[[ Extracted information open ]]

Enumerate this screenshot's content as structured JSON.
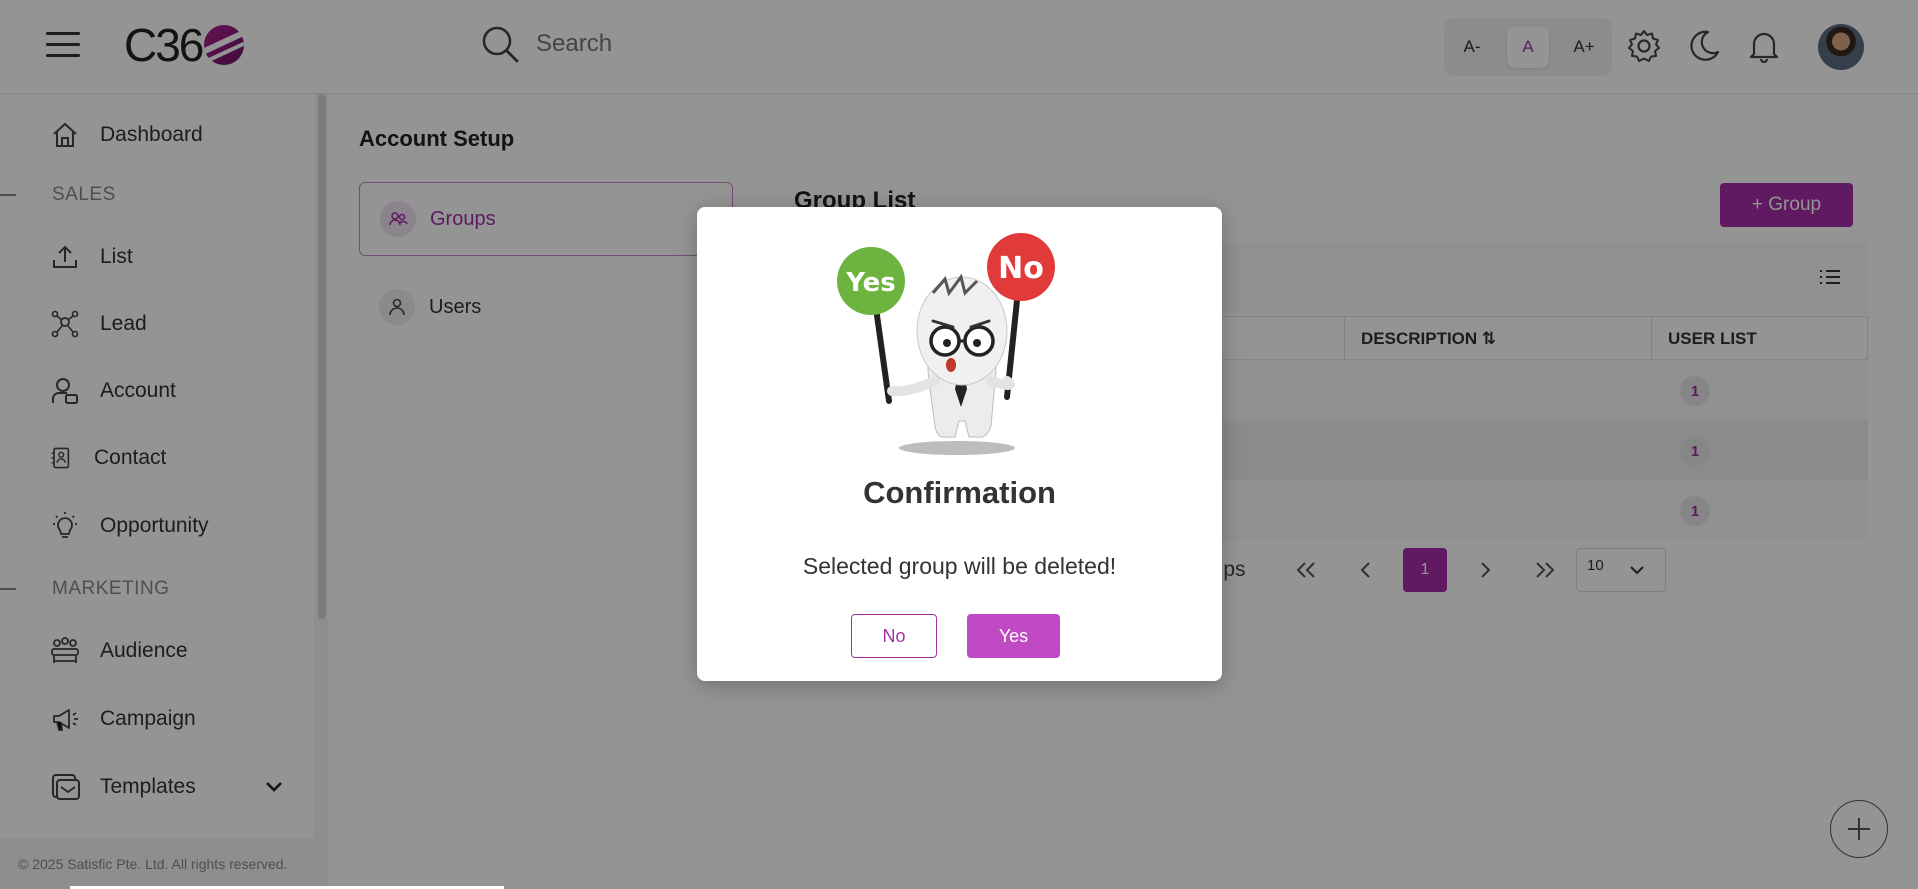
{
  "header": {
    "logo_text": "C36",
    "search_placeholder": "Search",
    "font_small": "A-",
    "font_normal": "A",
    "font_large": "A+"
  },
  "sidebar": {
    "items": [
      {
        "label": "Dashboard",
        "icon": "home-icon"
      },
      {
        "label": "List",
        "icon": "upload-icon"
      },
      {
        "label": "Lead",
        "icon": "network-icon"
      },
      {
        "label": "Account",
        "icon": "account-icon"
      },
      {
        "label": "Contact",
        "icon": "contact-icon"
      },
      {
        "label": "Opportunity",
        "icon": "bulb-icon"
      },
      {
        "label": "Audience",
        "icon": "audience-icon"
      },
      {
        "label": "Campaign",
        "icon": "megaphone-icon"
      },
      {
        "label": "Templates",
        "icon": "template-icon"
      }
    ],
    "sections": [
      "SALES",
      "MARKETING"
    ],
    "footer": "© 2025 Satisfic Pte. Ltd. All rights reserved."
  },
  "main": {
    "page_title": "Account Setup",
    "tabs": [
      {
        "label": "Groups"
      },
      {
        "label": "Users"
      }
    ],
    "list_title": "Group List",
    "add_button": "+ Group",
    "table": {
      "headers": [
        "DESCRIPTION ⇅",
        "USER LIST"
      ],
      "rows": [
        {
          "user_count": "1"
        },
        {
          "user_count": "1"
        },
        {
          "user_count": "1"
        }
      ]
    },
    "pagination": {
      "info_fragment": "oups",
      "current_page": "1",
      "page_size": "10"
    }
  },
  "modal": {
    "title": "Confirmation",
    "message": "Selected group will be deleted!",
    "no_label": "No",
    "yes_label": "Yes",
    "sign_yes": "Yes",
    "sign_no": "No"
  },
  "colors": {
    "accent": "#a42ea7",
    "accent_light": "#c049c4",
    "sign_green": "#6db33f",
    "sign_red": "#e03a3a"
  }
}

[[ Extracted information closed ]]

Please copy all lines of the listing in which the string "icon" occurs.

Result of this task:
        "icon": "home-icon"
        "icon": "upload-icon"
        "icon": "network-icon"
        "icon": "account-icon"
        "icon": "contact-icon"
        "icon": "bulb-icon"
        "icon": "audience-icon"
        "icon": "megaphone-icon"
        "icon": "template-icon"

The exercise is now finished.